TASK MATERIAL section start
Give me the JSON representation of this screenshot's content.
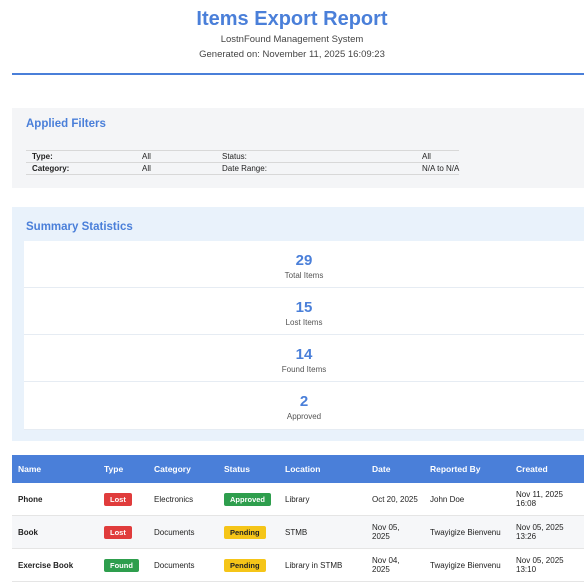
{
  "header": {
    "title": "Items Export Report",
    "subtitle": "LostnFound Management System",
    "generated": "Generated on: November 11, 2025 16:09:23"
  },
  "filters": {
    "heading": "Applied Filters",
    "rows": [
      {
        "label1": "Type:",
        "value1": "All",
        "label2": "Status:",
        "value2": "All"
      },
      {
        "label1": "Category:",
        "value1": "All",
        "label2": "Date Range:",
        "value2": "N/A to N/A"
      }
    ]
  },
  "summary": {
    "heading": "Summary Statistics",
    "stats": [
      {
        "value": "29",
        "label": "Total Items"
      },
      {
        "value": "15",
        "label": "Lost Items"
      },
      {
        "value": "14",
        "label": "Found Items"
      },
      {
        "value": "2",
        "label": "Approved"
      }
    ]
  },
  "table": {
    "columns": [
      "Name",
      "Type",
      "Category",
      "Status",
      "Location",
      "Date",
      "Reported By",
      "Created"
    ],
    "rows": [
      {
        "name": "Phone",
        "type": "Lost",
        "category": "Electronics",
        "status": "Approved",
        "location": "Library",
        "date": "Oct 20, 2025",
        "reported_by": "John Doe",
        "created": "Nov 11, 2025 16:08"
      },
      {
        "name": "Book",
        "type": "Lost",
        "category": "Documents",
        "status": "Pending",
        "location": "STMB",
        "date": "Nov 05, 2025",
        "reported_by": "Twayigize Bienvenu",
        "created": "Nov 05, 2025 13:26"
      },
      {
        "name": "Exercise Book",
        "type": "Found",
        "category": "Documents",
        "status": "Pending",
        "location": "Library in STMB",
        "date": "Nov 04, 2025",
        "reported_by": "Twayigize Bienvenu",
        "created": "Nov 05, 2025 13:10"
      }
    ]
  },
  "colors": {
    "accent": "#4a7fd9",
    "lost": "#e03c3c",
    "found": "#2e9e4d",
    "approved": "#2e9e4d",
    "pending": "#f5c518"
  }
}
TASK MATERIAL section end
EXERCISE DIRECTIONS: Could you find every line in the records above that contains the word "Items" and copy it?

EXERCISE RESULT:
    "title": "Items Export Report",
        "label": "Total Items"
        "label": "Lost Items"
        "label": "Found Items"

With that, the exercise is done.